Web page and app entries
-- -- --
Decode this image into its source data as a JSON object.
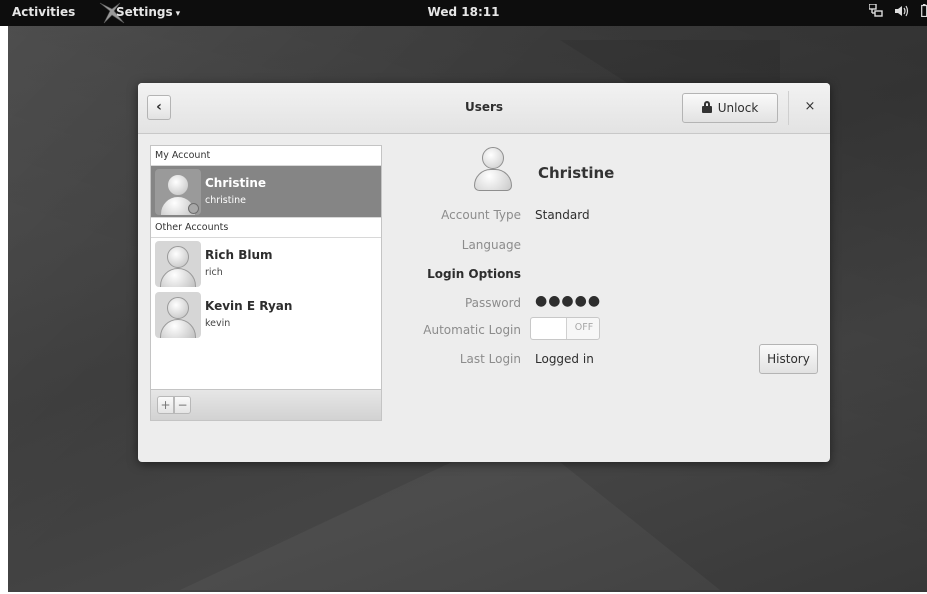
{
  "topbar": {
    "activities": "Activities",
    "app_menu": "Settings",
    "app_menu_arrow": "▾",
    "clock": "Wed 18:11",
    "tray_icons": [
      "network-icon",
      "volume-icon",
      "battery-icon"
    ]
  },
  "dialog": {
    "title": "Users",
    "back_label": "‹",
    "unlock_label": "Unlock",
    "close_label": "×"
  },
  "account_list": {
    "my_account_header": "My Account",
    "other_accounts_header": "Other Accounts",
    "accounts": [
      {
        "name": "Christine",
        "username": "christine",
        "selected": true
      },
      {
        "name": "Rich Blum",
        "username": "rich",
        "selected": false
      },
      {
        "name": "Kevin E Ryan",
        "username": "kevin",
        "selected": false
      }
    ],
    "add_label": "+",
    "remove_label": "−"
  },
  "details": {
    "name": "Christine",
    "account_type_label": "Account Type",
    "account_type_value": "Standard",
    "language_label": "Language",
    "language_value": "",
    "login_options_heading": "Login Options",
    "password_label": "Password",
    "password_value": "●●●●●",
    "automatic_login_label": "Automatic Login",
    "automatic_login_state": "OFF",
    "last_login_label": "Last Login",
    "last_login_value": "Logged in",
    "history_label": "History"
  }
}
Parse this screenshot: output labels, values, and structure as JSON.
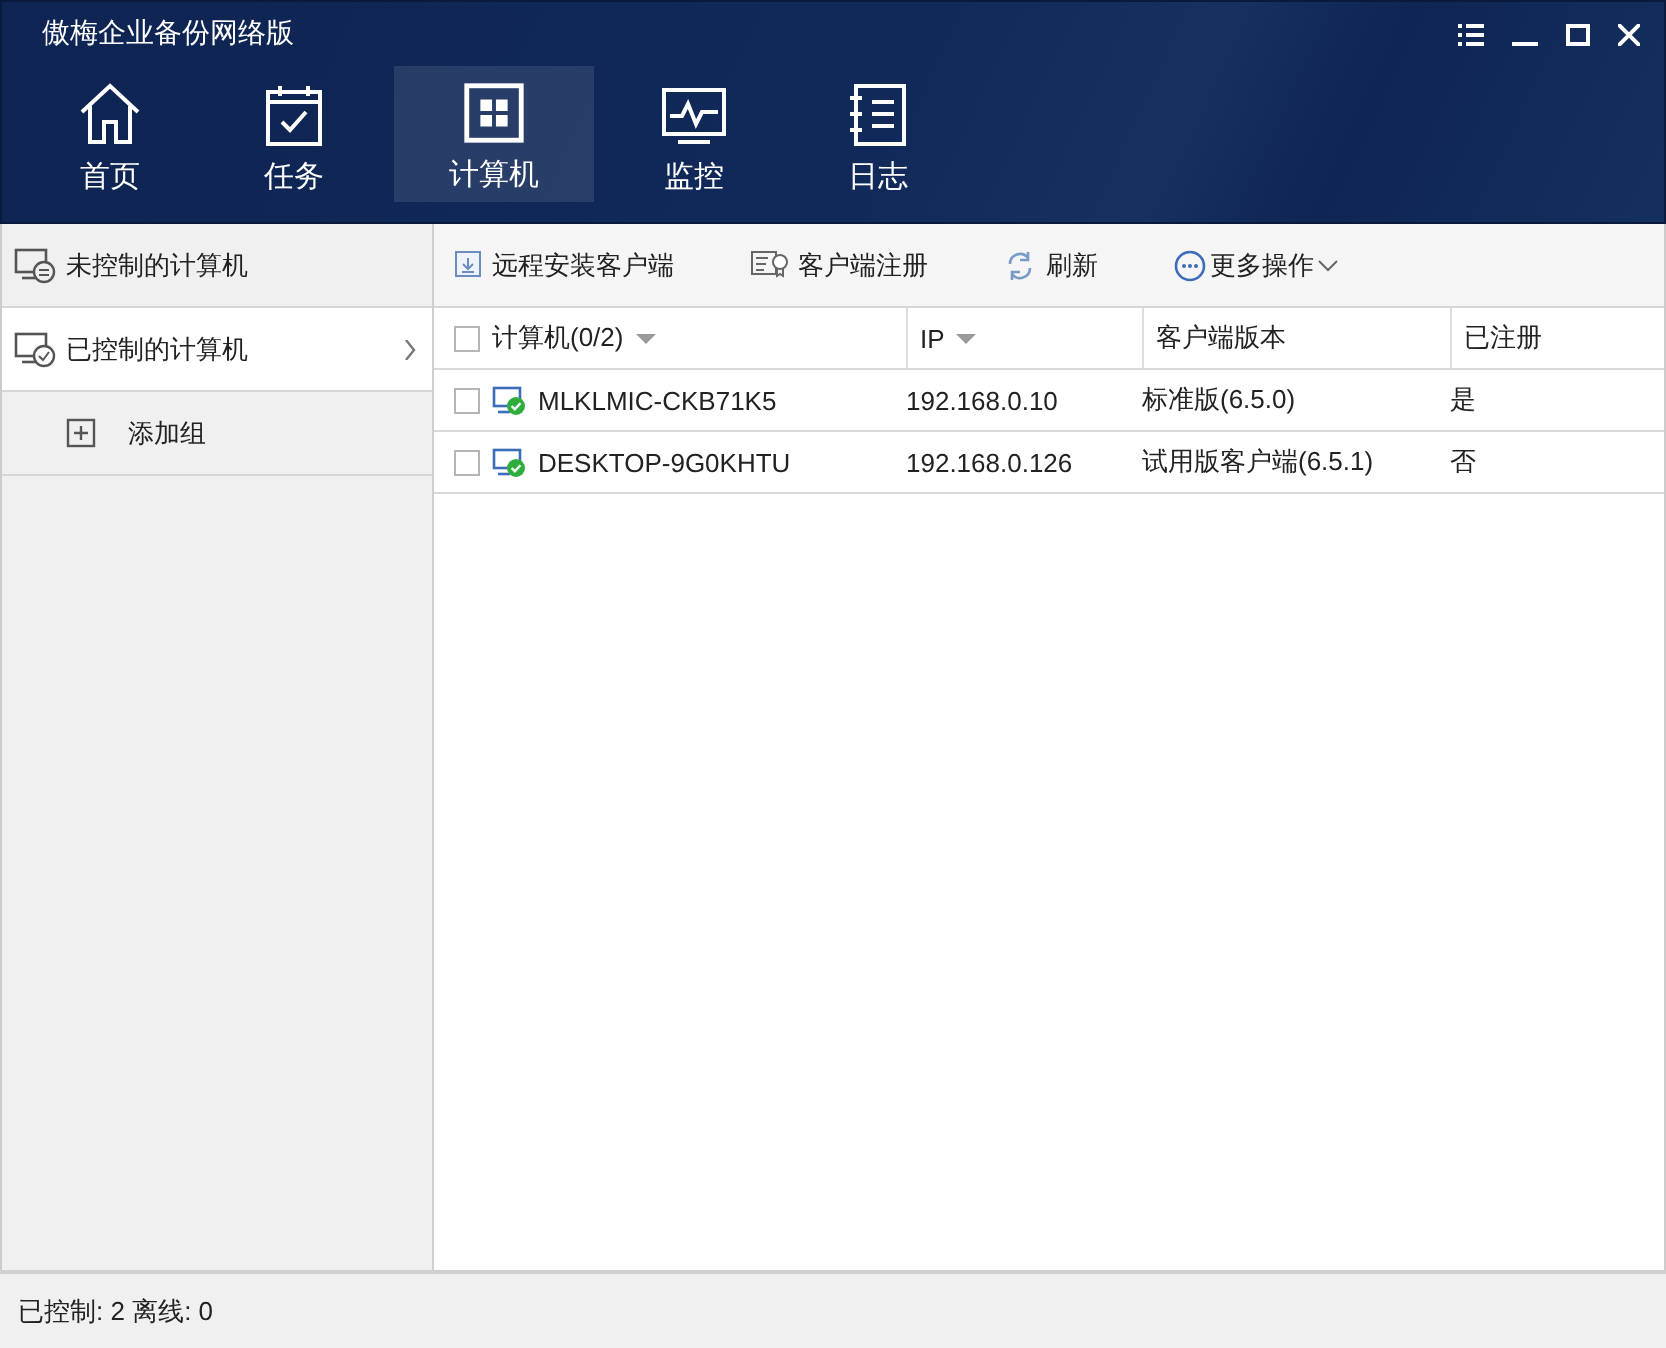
{
  "window": {
    "title": "傲梅企业备份网络版"
  },
  "nav_tabs": [
    {
      "label": "首页",
      "selected": false
    },
    {
      "label": "任务",
      "selected": false
    },
    {
      "label": "计算机",
      "selected": true
    },
    {
      "label": "监控",
      "selected": false
    },
    {
      "label": "日志",
      "selected": false
    }
  ],
  "sidebar": {
    "items": [
      {
        "label": "未控制的计算机",
        "kind": "uncontrolled",
        "selected": false,
        "has_submenu": false
      },
      {
        "label": "已控制的计算机",
        "kind": "controlled",
        "selected": true,
        "has_submenu": true
      },
      {
        "label": "添加组",
        "kind": "add",
        "selected": false,
        "has_submenu": false
      }
    ]
  },
  "toolbar": [
    {
      "label": "远程安装客户端",
      "dropdown": false
    },
    {
      "label": "客户端注册",
      "dropdown": false
    },
    {
      "label": "刷新",
      "dropdown": false
    },
    {
      "label": "更多操作",
      "dropdown": true
    }
  ],
  "table": {
    "select_all_checked": false,
    "columns": [
      {
        "label": "计算机(0/2)",
        "sortable": true
      },
      {
        "label": "IP",
        "sortable": true
      },
      {
        "label": "客户端版本",
        "sortable": false
      },
      {
        "label": "已注册",
        "sortable": false
      }
    ],
    "rows": [
      {
        "checked": false,
        "online": true,
        "cells": [
          "MLKLMIC-CKB71K5",
          "192.168.0.10",
          "标准版(6.5.0)",
          "是"
        ]
      },
      {
        "checked": false,
        "online": true,
        "cells": [
          "DESKTOP-9G0KHTU",
          "192.168.0.126",
          "试用版客户端(6.5.1)",
          "否"
        ]
      }
    ]
  },
  "status_bar": {
    "text": "已控制: 2 离线: 0"
  }
}
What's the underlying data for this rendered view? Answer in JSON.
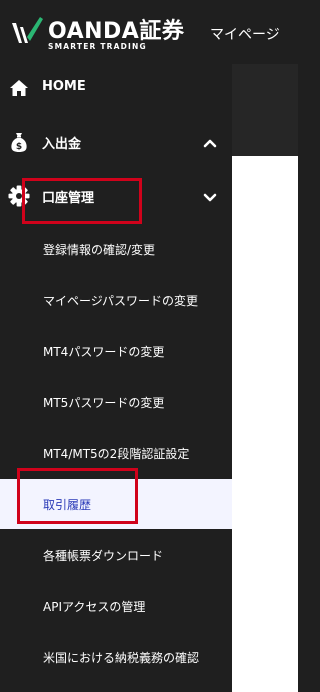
{
  "header": {
    "brand": "OANDA証券",
    "tagline": "SMARTER TRADING",
    "mypage_label": "マイページ"
  },
  "sidebar": {
    "top_items": [
      {
        "label": "HOME",
        "icon": "home-icon"
      },
      {
        "label": "入出金",
        "icon": "money-bag-icon",
        "chevron": "chevron-up-icon",
        "expanded": false
      },
      {
        "label": "口座管理",
        "icon": "gear-icon",
        "chevron": "chevron-down-icon",
        "expanded": true
      }
    ],
    "sub_items": [
      {
        "label": "登録情報の確認/変更"
      },
      {
        "label": "マイページパスワードの変更"
      },
      {
        "label": "MT4パスワードの変更"
      },
      {
        "label": "MT5パスワードの変更"
      },
      {
        "label": "MT4/MT5の2段階認証設定"
      },
      {
        "label": "取引履歴",
        "active": true
      },
      {
        "label": "各種帳票ダウンロード"
      },
      {
        "label": "APIアクセスの管理"
      },
      {
        "label": "米国における納税義務の確認"
      }
    ]
  },
  "colors": {
    "sidebar_bg": "#1f1f1f",
    "active_bg": "#f3f4ff",
    "active_text": "#2b3bb8",
    "highlight": "#d0021b",
    "brand_green": "#2bb673"
  }
}
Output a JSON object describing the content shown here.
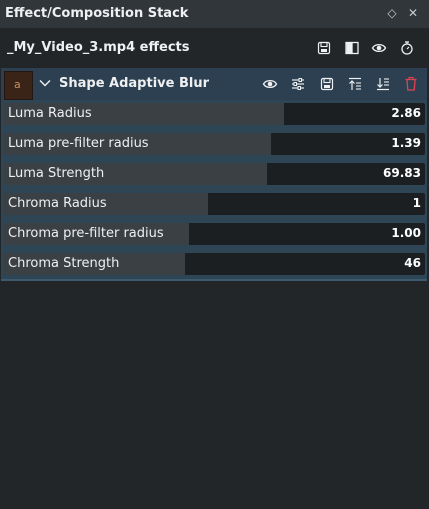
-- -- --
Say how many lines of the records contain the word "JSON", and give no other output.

◆ Answer space
4